Plane travel isn’t always the most comfortable experience, but at least when you’re seated next to a window, you can gaze out into the clouds and take in views that you don’t normally get on the ground.
As excited as you may be to get a glimpse of what your hometown looks like from the sky, it can be frustrating when you realize that your window seat doesn’t exactly match up perfectly with a window. It seems like a silly design — why not align each window with a seat?
Well, it turns out, there’s actually a reason for this peculiar placement.
Airplanes are designed to have seats spaced out evenly with the seats next to the windows by their manufacturers, but it’s actually up to the individual airlines that purchase the plane to decide how they want to arrange the positioning — and they rarely follow the suggested designs.
Why not? According to a video from Today I Found Out, there are multiple tracks on the floor that the seats are mounted on, and they can be moved around.
There are recommended seat arrangements for each of the planes, but airlines usually try to pack as many seats as possible on each plane, which means more seats with less space between them. So when seats aren’t installed according to the original design, the seats and windows are not in alignment.
Essentially, airlines could arrange the seats to match up with the windows if they really wanted to, but most are concerned with filling up planes so they can offer cheaper fares in order to remain competitive.

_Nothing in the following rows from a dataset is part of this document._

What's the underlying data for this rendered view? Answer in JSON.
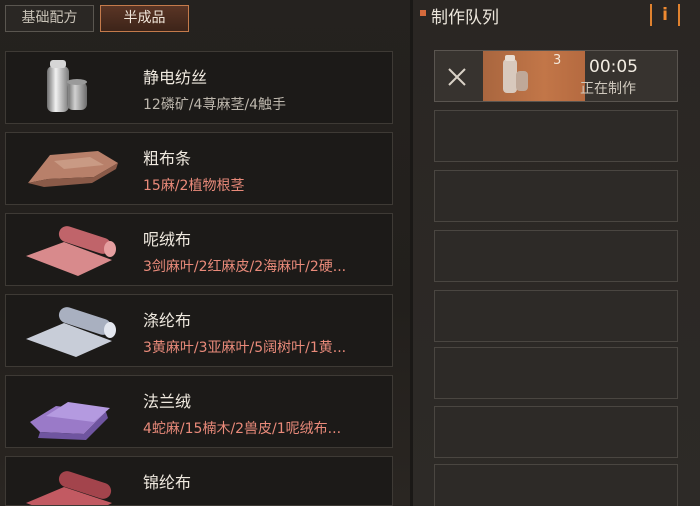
{
  "tabs": [
    "基础配方",
    "半成品"
  ],
  "recipes": [
    {
      "name": "静电纺丝",
      "materials": "12磷矿/4荨麻茎/4触手",
      "status": "ok",
      "icon": "spool-icon"
    },
    {
      "name": "粗布条",
      "materials": "15麻/2植物根茎",
      "status": "bad",
      "icon": "cloth-strip-icon"
    },
    {
      "name": "呢绒布",
      "materials": "3剑麻叶/2红麻皮/2海麻叶/2硬...",
      "status": "bad",
      "icon": "wool-cloth-icon"
    },
    {
      "name": "涤纶布",
      "materials": "3黄麻叶/3亚麻叶/5阔树叶/1黄...",
      "status": "bad",
      "icon": "polyester-cloth-icon"
    },
    {
      "name": "法兰绒",
      "materials": "4蛇麻/15楠木/2兽皮/1呢绒布...",
      "status": "bad",
      "icon": "flannel-icon"
    },
    {
      "name": "锦纶布",
      "materials": "",
      "status": "bad",
      "icon": "nylon-cloth-icon"
    }
  ],
  "queue": {
    "title": "制作队列",
    "info_label": "i",
    "active": {
      "quantity": "3",
      "time": "00:05",
      "status": "正在制作",
      "icon": "spool-icon"
    }
  },
  "colors": {
    "accent": "#e0822f",
    "materials_missing": "#e98a7a",
    "materials_ok": "#bdb7ad"
  }
}
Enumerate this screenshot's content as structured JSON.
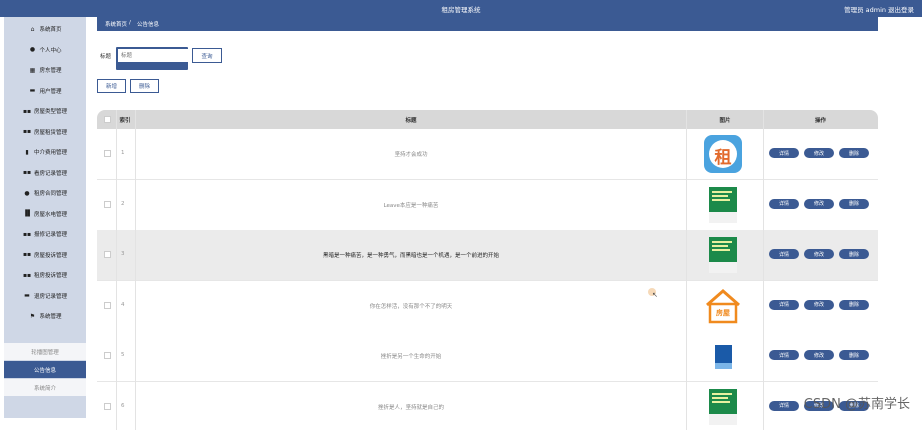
{
  "header": {
    "title": "租房管理系统",
    "user": "管理员 admin",
    "logout": "退出登录"
  },
  "sidebar": {
    "items": [
      {
        "label": "系统首页",
        "icon": "home-icon",
        "glyph": "⌂"
      },
      {
        "label": "个人中心",
        "icon": "person-icon",
        "glyph": "●"
      },
      {
        "label": "房东管理",
        "icon": "grid-icon",
        "glyph": "▦"
      },
      {
        "label": "用户管理",
        "icon": "briefcase-icon",
        "glyph": "▬"
      },
      {
        "label": "房屋类型管理",
        "icon": "apps-icon",
        "glyph": "▪▪"
      },
      {
        "label": "房屋租赁管理",
        "icon": "apps-icon",
        "glyph": "▪▪"
      },
      {
        "label": "中介费用管理",
        "icon": "receipt-icon",
        "glyph": "▮"
      },
      {
        "label": "看房记录管理",
        "icon": "apps-icon",
        "glyph": "▪▪"
      },
      {
        "label": "租房合同管理",
        "icon": "person-icon",
        "glyph": "●"
      },
      {
        "label": "房屋水电管理",
        "icon": "chart-icon",
        "glyph": "▐▌"
      },
      {
        "label": "报修记录管理",
        "icon": "apps-icon",
        "glyph": "▪▪"
      },
      {
        "label": "房屋投诉管理",
        "icon": "apps-icon",
        "glyph": "▪▪"
      },
      {
        "label": "租房投诉管理",
        "icon": "apps-icon",
        "glyph": "▪▪"
      },
      {
        "label": "退房记录管理",
        "icon": "chat-icon",
        "glyph": "▬"
      },
      {
        "label": "系统管理",
        "icon": "flag-icon",
        "glyph": "⚑"
      }
    ],
    "subitems": [
      {
        "label": "轮播图管理",
        "active": false
      },
      {
        "label": "公告信息",
        "active": true
      },
      {
        "label": "系统简介",
        "active": false
      }
    ]
  },
  "breadcrumb": {
    "home": "系统首页",
    "sep": "/",
    "current": "公告信息"
  },
  "search": {
    "label": "标题",
    "placeholder": "标题",
    "button": "查询"
  },
  "toolbar": {
    "add": "新增",
    "delete": "删除"
  },
  "table": {
    "columns": {
      "index": "索引",
      "title": "标题",
      "image": "图片",
      "actions": "操作"
    },
    "action_labels": {
      "detail": "详情",
      "edit": "修改",
      "delete": "删除"
    },
    "rows": [
      {
        "index": "1",
        "title": "坚持才会成功",
        "image": "rent-logo"
      },
      {
        "index": "2",
        "title": "Leave本应是一种痛苦",
        "image": "green-book"
      },
      {
        "index": "3",
        "title": "黑暗是一种痛苦，是一种勇气，而黑暗也是一个机遇，是一个前进的开始",
        "image": "green-book"
      },
      {
        "index": "4",
        "title": "你在怎样活，没有那个不了的明天",
        "image": "house-logo"
      },
      {
        "index": "5",
        "title": "挫折是另一个生命的开始",
        "image": "blue-book"
      },
      {
        "index": "6",
        "title": "挫折是人，坚持就是自己的",
        "image": "green-book"
      }
    ]
  },
  "logos": {
    "rent": "租",
    "house": "房屋"
  },
  "watermark": "CSDN @苏南学长",
  "colors": {
    "primary": "#3b5a93",
    "sidebar": "#cfd7e6",
    "header_row": "#d8d8d8"
  }
}
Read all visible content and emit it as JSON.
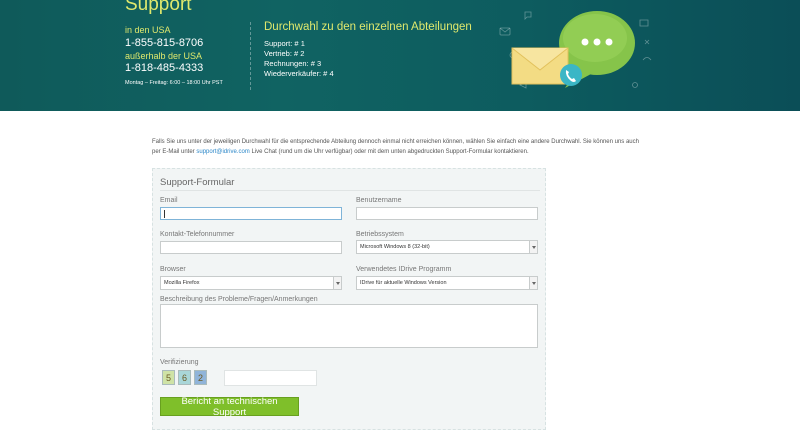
{
  "banner": {
    "title": "Support",
    "usa_label": "in den USA",
    "usa_phone": "1-855-815-8706",
    "intl_label": "außerhalb der USA",
    "intl_phone": "1-818-485-4333",
    "hours": "Montag – Freitag: 6:00 – 18:00 Uhr PST",
    "dept_title": "Durchwahl zu den einzelnen Abteilungen",
    "departments": [
      "Support: # 1",
      "Vertrieb: # 2",
      "Rechnungen: # 3",
      "Wiederverkäufer: # 4"
    ]
  },
  "intro": {
    "text_before": "Falls Sie uns unter der jeweiligen Durchwahl für die entsprechende Abteilung dennoch einmal nicht erreichen können, wählen Sie einfach eine andere Durchwahl. Sie können uns auch per E-Mail unter ",
    "email": "support@idrive.com",
    "text_after": " Live Chat (rund um die Uhr verfügbar) oder mit dem unten abgedruckten Support-Formular kontaktieren."
  },
  "form": {
    "title": "Support-Formular",
    "email_label": "Email",
    "username_label": "Benutzername",
    "phone_label": "Kontakt-Telefonnummer",
    "os_label": "Betriebssystem",
    "os_value": "Microsoft Windows 8 (32-bit)",
    "browser_label": "Browser",
    "browser_value": "Mozilla Firefox",
    "program_label": "Verwendetes IDrive Programm",
    "program_value": "IDrive für aktuelle Windows Version",
    "description_label": "Beschreibung des Probleme/Fragen/Anmerkungen",
    "verification_label": "Verifizierung",
    "captcha": [
      "5",
      "6",
      "2"
    ],
    "submit_label": "Bericht an technischen Support"
  },
  "colors": {
    "banner": "#106362",
    "accent_yellow": "#dfe86d",
    "link": "#2d88c9",
    "submit": "#7fbf2a"
  }
}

The upshot? You can afford your flight.
But you’ll likely have very little legroom — and you might not be able to gaze out the window as easily as you had hoped.
You can learn more about how airlines arrange their seating by watching the “Today I Found Out” video below.

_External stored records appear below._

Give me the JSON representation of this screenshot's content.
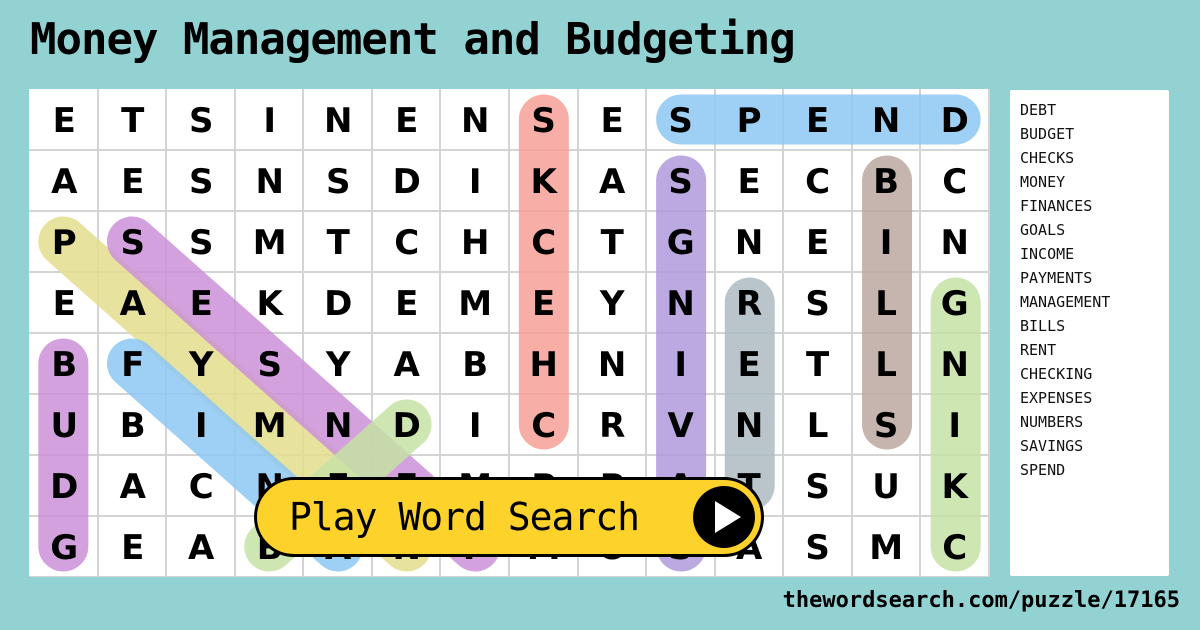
{
  "title": "Money Management and Budgeting",
  "grid": {
    "rows": [
      [
        "E",
        "T",
        "S",
        "I",
        "N",
        "E",
        "N",
        "S",
        "E",
        "S",
        "P",
        "E",
        "N",
        "D"
      ],
      [
        "A",
        "E",
        "S",
        "N",
        "S",
        "D",
        "I",
        "K",
        "A",
        "S",
        "E",
        "C",
        "B",
        "C"
      ],
      [
        "P",
        "S",
        "S",
        "M",
        "T",
        "C",
        "H",
        "C",
        "T",
        "G",
        "N",
        "E",
        "I",
        "N"
      ],
      [
        "E",
        "A",
        "E",
        "K",
        "D",
        "E",
        "M",
        "E",
        "Y",
        "N",
        "R",
        "S",
        "L",
        "G"
      ],
      [
        "B",
        "F",
        "Y",
        "S",
        "Y",
        "A",
        "B",
        "H",
        "N",
        "I",
        "E",
        "T",
        "L",
        "N"
      ],
      [
        "U",
        "B",
        "I",
        "M",
        "N",
        "D",
        "I",
        "C",
        "R",
        "V",
        "N",
        "L",
        "S",
        "I"
      ],
      [
        "D",
        "A",
        "C",
        "N",
        "E",
        "E",
        "M",
        "P",
        "P",
        "A",
        "T",
        "S",
        "U",
        "K"
      ],
      [
        "G",
        "E",
        "A",
        "B",
        "A",
        "N",
        "P",
        "M",
        "O",
        "S",
        "A",
        "S",
        "M",
        "C"
      ]
    ]
  },
  "found_words": [
    {
      "word": "SPEND",
      "color": "#8ec8f4",
      "start": [
        0,
        9
      ],
      "end": [
        0,
        13
      ]
    },
    {
      "word": "CHECKS",
      "color": "#f6a097",
      "start": [
        0,
        7
      ],
      "end": [
        5,
        7
      ]
    },
    {
      "word": "SAVINGS",
      "color": "#b19bdc",
      "start": [
        1,
        9
      ],
      "end": [
        7,
        9
      ]
    },
    {
      "word": "BILLS",
      "color": "#bca9a1",
      "start": [
        1,
        12
      ],
      "end": [
        5,
        12
      ]
    },
    {
      "word": "RENT",
      "color": "#adbcc3",
      "start": [
        3,
        10
      ],
      "end": [
        6,
        10
      ]
    },
    {
      "word": "CHECKING",
      "color": "#c6e2a5",
      "start": [
        3,
        13
      ],
      "end": [
        7,
        13
      ]
    },
    {
      "word": "BUDGET",
      "color": "#cc91d8",
      "start": [
        4,
        0
      ],
      "end": [
        7,
        0
      ]
    },
    {
      "word": "PAYMENTS",
      "color": "#e5de8f",
      "start": [
        2,
        0
      ],
      "end": [
        7,
        5
      ]
    },
    {
      "word": "EXPENSES",
      "color": "#cc91d8",
      "start": [
        2,
        1
      ],
      "end": [
        7,
        6
      ]
    },
    {
      "word": "FINANCES",
      "color": "#8ec8f4",
      "start": [
        4,
        1
      ],
      "end": [
        7,
        4
      ]
    },
    {
      "word": "DEBT",
      "color": "#c6e2a5",
      "start": [
        5,
        5
      ],
      "end": [
        7,
        3
      ]
    }
  ],
  "word_list": [
    "DEBT",
    "BUDGET",
    "CHECKS",
    "MONEY",
    "FINANCES",
    "GOALS",
    "INCOME",
    "PAYMENTS",
    "MANAGEMENT",
    "BILLS",
    "RENT",
    "CHECKING",
    "EXPENSES",
    "NUMBERS",
    "SAVINGS",
    "SPEND"
  ],
  "play_button": {
    "label": "Play Word Search",
    "icon": "play-icon"
  },
  "footer": {
    "url": "thewordsearch.com/puzzle/17165"
  }
}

Staying Comfortable While Flying
While we’re on the subject of air travel (and you craning your neck to sneak a peek out the window), you might want to keep a few tips in mind for staying comfortable during your flight. For starters, consider packing a tennis ball, a super simple — and cheap — tool you can easily stow in your carry on. Once you are aboard, use the ball to roll out a tight lower back, a neck cramp or even sore feet.

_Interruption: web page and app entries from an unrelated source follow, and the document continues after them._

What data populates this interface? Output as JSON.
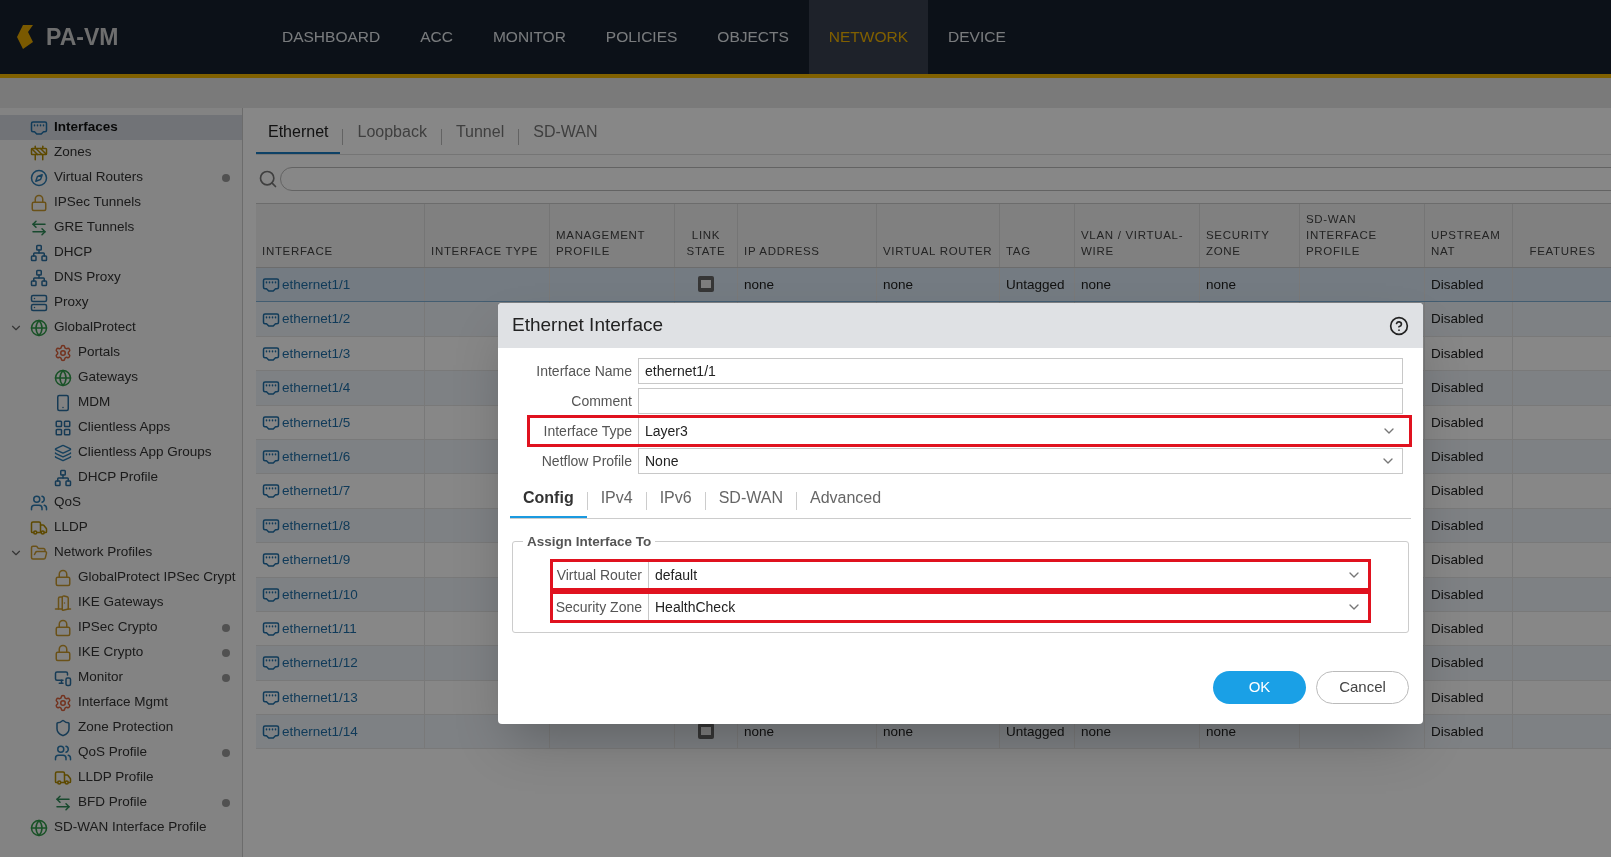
{
  "app": {
    "name": "PA-VM"
  },
  "nav": [
    {
      "label": "DASHBOARD",
      "selected": false
    },
    {
      "label": "ACC",
      "selected": false
    },
    {
      "label": "MONITOR",
      "selected": false
    },
    {
      "label": "POLICIES",
      "selected": false
    },
    {
      "label": "OBJECTS",
      "selected": false
    },
    {
      "label": "NETWORK",
      "selected": true
    },
    {
      "label": "DEVICE",
      "selected": false
    }
  ],
  "sidebar": {
    "items": [
      {
        "label": "Interfaces",
        "kind": "port",
        "selected": true,
        "dot": false
      },
      {
        "label": "Zones",
        "kind": "barrier",
        "selected": false,
        "dot": false
      },
      {
        "label": "Virtual Routers",
        "kind": "router",
        "selected": false,
        "dot": true
      },
      {
        "label": "IPSec Tunnels",
        "kind": "lock",
        "selected": false,
        "dot": false
      },
      {
        "label": "GRE Tunnels",
        "kind": "tunnel",
        "selected": false,
        "dot": false
      },
      {
        "label": "DHCP",
        "kind": "network",
        "selected": false,
        "dot": false
      },
      {
        "label": "DNS Proxy",
        "kind": "network",
        "selected": false,
        "dot": false
      },
      {
        "label": "Proxy",
        "kind": "server",
        "selected": false,
        "dot": false
      },
      {
        "label": "GlobalProtect",
        "kind": "globe",
        "selected": false,
        "dot": false,
        "expanded": true,
        "children": [
          {
            "label": "Portals",
            "kind": "gear",
            "selected": false,
            "dot": false
          },
          {
            "label": "Gateways",
            "kind": "globe",
            "selected": false,
            "dot": false
          },
          {
            "label": "MDM",
            "kind": "phone",
            "selected": false,
            "dot": false
          },
          {
            "label": "Clientless Apps",
            "kind": "grid",
            "selected": false,
            "dot": false
          },
          {
            "label": "Clientless App Groups",
            "kind": "layers",
            "selected": false,
            "dot": false
          },
          {
            "label": "DHCP Profile",
            "kind": "network",
            "selected": false,
            "dot": false
          }
        ]
      },
      {
        "label": "QoS",
        "kind": "qos",
        "selected": false,
        "dot": false
      },
      {
        "label": "LLDP",
        "kind": "truck",
        "selected": false,
        "dot": false
      },
      {
        "label": "Network Profiles",
        "kind": "folder",
        "selected": false,
        "dot": false,
        "expanded": true,
        "children": [
          {
            "label": "GlobalProtect IPSec Crypt",
            "kind": "lock",
            "selected": false,
            "dot": false
          },
          {
            "label": "IKE Gateways",
            "kind": "gate",
            "selected": false,
            "dot": false
          },
          {
            "label": "IPSec Crypto",
            "kind": "lock",
            "selected": false,
            "dot": true
          },
          {
            "label": "IKE Crypto",
            "kind": "lock",
            "selected": false,
            "dot": true
          },
          {
            "label": "Monitor",
            "kind": "monitor",
            "selected": false,
            "dot": true
          },
          {
            "label": "Interface Mgmt",
            "kind": "gear",
            "selected": false,
            "dot": false
          },
          {
            "label": "Zone Protection",
            "kind": "shield",
            "selected": false,
            "dot": false
          },
          {
            "label": "QoS Profile",
            "kind": "qos",
            "selected": false,
            "dot": true
          },
          {
            "label": "LLDP Profile",
            "kind": "truck",
            "selected": false,
            "dot": false
          },
          {
            "label": "BFD Profile",
            "kind": "tunnel",
            "selected": false,
            "dot": true
          }
        ]
      },
      {
        "label": "SD-WAN Interface Profile",
        "kind": "globe",
        "selected": false,
        "dot": false
      }
    ]
  },
  "tabs": [
    {
      "label": "Ethernet",
      "selected": true
    },
    {
      "label": "Loopback",
      "selected": false
    },
    {
      "label": "Tunnel",
      "selected": false
    },
    {
      "label": "SD-WAN",
      "selected": false
    }
  ],
  "table": {
    "columns": [
      "INTERFACE",
      "INTERFACE TYPE",
      "MANAGEMENT PROFILE",
      "LINK STATE",
      "IP ADDRESS",
      "VIRTUAL ROUTER",
      "TAG",
      "VLAN / VIRTUAL-WIRE",
      "SECURITY ZONE",
      "SD-WAN INTERFACE PROFILE",
      "UPSTREAM NAT",
      "FEATURES"
    ],
    "rows": [
      {
        "interface": "ethernet1/1",
        "ip_address": "none",
        "virtual_router": "none",
        "tag": "Untagged",
        "vlan": "none",
        "security_zone": "none",
        "upstream_nat": "Disabled",
        "selected": true
      },
      {
        "interface": "ethernet1/2",
        "upstream_nat": "Disabled",
        "selected": false
      },
      {
        "interface": "ethernet1/3",
        "upstream_nat": "Disabled",
        "selected": false
      },
      {
        "interface": "ethernet1/4",
        "upstream_nat": "Disabled",
        "selected": false
      },
      {
        "interface": "ethernet1/5",
        "upstream_nat": "Disabled",
        "selected": false
      },
      {
        "interface": "ethernet1/6",
        "upstream_nat": "Disabled",
        "selected": false
      },
      {
        "interface": "ethernet1/7",
        "upstream_nat": "Disabled",
        "selected": false
      },
      {
        "interface": "ethernet1/8",
        "upstream_nat": "Disabled",
        "selected": false
      },
      {
        "interface": "ethernet1/9",
        "upstream_nat": "Disabled",
        "selected": false
      },
      {
        "interface": "ethernet1/10",
        "upstream_nat": "Disabled",
        "selected": false
      },
      {
        "interface": "ethernet1/11",
        "upstream_nat": "Disabled",
        "selected": false
      },
      {
        "interface": "ethernet1/12",
        "upstream_nat": "Disabled",
        "selected": false
      },
      {
        "interface": "ethernet1/13",
        "upstream_nat": "Disabled",
        "selected": false
      },
      {
        "interface": "ethernet1/14",
        "ip_address": "none",
        "virtual_router": "none",
        "tag": "Untagged",
        "vlan": "none",
        "security_zone": "none",
        "upstream_nat": "Disabled",
        "selected": false
      }
    ]
  },
  "dialog": {
    "title": "Ethernet Interface",
    "fields": [
      {
        "label": "Interface Name",
        "kind": "text",
        "value": "ethernet1/1",
        "highlighted": false
      },
      {
        "label": "Comment",
        "kind": "text",
        "highlighted": false
      },
      {
        "label": "Interface Type",
        "kind": "select",
        "value": "Layer3",
        "highlighted": true
      },
      {
        "label": "Netflow Profile",
        "kind": "select",
        "value": "None",
        "highlighted": false
      }
    ],
    "tabs": [
      {
        "label": "Config",
        "selected": true
      },
      {
        "label": "IPv4",
        "selected": false
      },
      {
        "label": "IPv6",
        "selected": false
      },
      {
        "label": "SD-WAN",
        "selected": false
      },
      {
        "label": "Advanced",
        "selected": false
      }
    ],
    "group": {
      "title": "Assign Interface To",
      "fields": [
        {
          "label": "Virtual Router",
          "kind": "select",
          "value": "default",
          "highlighted": true
        },
        {
          "label": "Security Zone",
          "kind": "select",
          "value": "HealthCheck",
          "highlighted": true
        }
      ]
    },
    "buttons": [
      {
        "label": "OK",
        "kind": "primary"
      },
      {
        "label": "Cancel",
        "kind": "secondary"
      }
    ]
  }
}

How about you? What are your favorite tips for flying comfortably?